I AM A YELLER — When I get frustrated, I resort to getting action around the house by yelling.
The Makeover: When your blood pressure shoots up, bring the volume down. If you feel yourself losing your tempter, take five. If you’re not in the same room, move closer to your child. State your demands in a firm, business-type tone. Psychologist Myrna Shure in her book Raising a Thinking Child, says yelling ignites anger and “children can become immune to being yelled at and start to tune it out.”
I USE LABELS WHEN I’M ANGRY — When you constantly voice disappointment and frustration in your child, it hurts. When you call your son “the laziest kid on the planet,” you set him up for negative behavior. He thinks, “Why should I try harder, she won’t be satisfied.”
The Makeover: Stop labeling and sizing up your child. It’s unfair to compare a child to his siblings or friends. It leads to feelings of inadequacy and fails to motivate your child to do better. Instead, focus on the good behavior. Praise him for what’s been done properly, instruct him on how to improve bad behavior.
I THREATEN TO PUNISH BUT OFTEN DON’T — Making wild promises or threats of punishment are harmful when you don’t follow through. If you make idle threats, your kids will soon figure out your bark is worse than your bite and won’t alter their behavior.
The Makeover: Make your expectations clear ahead of time, then follow through if not met. Let your kids know how you want them to behave before you go out. For example, if you’re going to the playground, tell them: “If you throw dirt, you will get a time-out. If it happens twice, we will go home.” If they break your rules and you must dole out punishment, make sure it’s a reasonable consequence and then carry through.
I BRIBE MY KIDS FOR GOOD BEHAVIOR — Motivating your kids to behave with food, toys, or money might seem effective in the moment. But you can become a slave to your child this way. Whenever you say, “If you quit your tantrum, I’ll buy you a toy,” you are entering a danger zone. You are buying your child’s compliance to your rules. Bribing is different from rewarding your children for good behavior.

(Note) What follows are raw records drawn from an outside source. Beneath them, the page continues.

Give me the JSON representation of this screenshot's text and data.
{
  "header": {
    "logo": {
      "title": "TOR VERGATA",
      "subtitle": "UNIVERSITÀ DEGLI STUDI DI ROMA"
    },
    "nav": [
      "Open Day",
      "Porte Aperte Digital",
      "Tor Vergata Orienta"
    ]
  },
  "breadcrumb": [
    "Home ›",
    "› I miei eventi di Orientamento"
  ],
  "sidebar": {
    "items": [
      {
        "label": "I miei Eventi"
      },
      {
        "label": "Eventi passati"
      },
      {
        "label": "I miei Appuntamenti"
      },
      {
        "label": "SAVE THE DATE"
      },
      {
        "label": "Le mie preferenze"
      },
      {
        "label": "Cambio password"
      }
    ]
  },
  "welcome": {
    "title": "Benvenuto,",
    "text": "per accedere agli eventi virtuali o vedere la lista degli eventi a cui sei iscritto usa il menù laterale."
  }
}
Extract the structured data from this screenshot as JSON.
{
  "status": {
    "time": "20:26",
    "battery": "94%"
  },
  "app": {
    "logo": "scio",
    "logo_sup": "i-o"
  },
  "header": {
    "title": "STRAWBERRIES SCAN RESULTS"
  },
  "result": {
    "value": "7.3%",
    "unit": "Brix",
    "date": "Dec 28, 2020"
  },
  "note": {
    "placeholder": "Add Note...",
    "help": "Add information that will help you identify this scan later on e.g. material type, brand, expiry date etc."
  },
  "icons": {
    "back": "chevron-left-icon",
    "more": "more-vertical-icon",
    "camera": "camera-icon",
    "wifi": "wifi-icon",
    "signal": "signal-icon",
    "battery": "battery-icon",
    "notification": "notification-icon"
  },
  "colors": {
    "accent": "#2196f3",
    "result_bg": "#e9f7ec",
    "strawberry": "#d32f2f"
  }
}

The Makeover: Say goodbye to bribery. Let your child earn a treat by displaying good behavior. If they act up, the treat is no longer on the table. Remember that promising to give stickers or candy in an effort to make your child act properly is not a pattern you want to create.
I LECTURE WHEN I SHOULD LISTEN — Stringing together long explanations and appealing to a 5-year-old’s sense of reason will NOT make him do what you ask. “Brushing your teeth is so very important, honey. When we don’t take care of our teeth, the tooth bugs attack them and we have to go to see the dentist, who has a drill that’s quite loud, and...”
The Makeover: Recognize the value of listening. Don’t turn daily requests into lengthy monologues where kids are given the opportunity to negotiate. If your kids blow you off, it may be, in part, due to your inability to listen. If you do all the talking and then shut down when they talk, you are modeling poor listening skills and you’ll likely raise a poor listener too. You want your kids to form good habits so they will obey without excessive communication.
In his book, A Little Book of Listening Skills (2005) neuroscientist Mark Brady writes, “In a world full of talkers, a skillful listener shines like the Hope Diamond.”
Listening is a simple, powerful way to show our children love.
Counselor David Augsberger says, “Being listened to is so close to being loved, that most people don’t know the difference.” So true. Let these ideas for breaking bad habits lead you toward more effective discipline and peaceful times with your children.
Michele Ranard is married with two children, and holds a master’s degree in counseling. Read more at cheekychimama.blogspot.com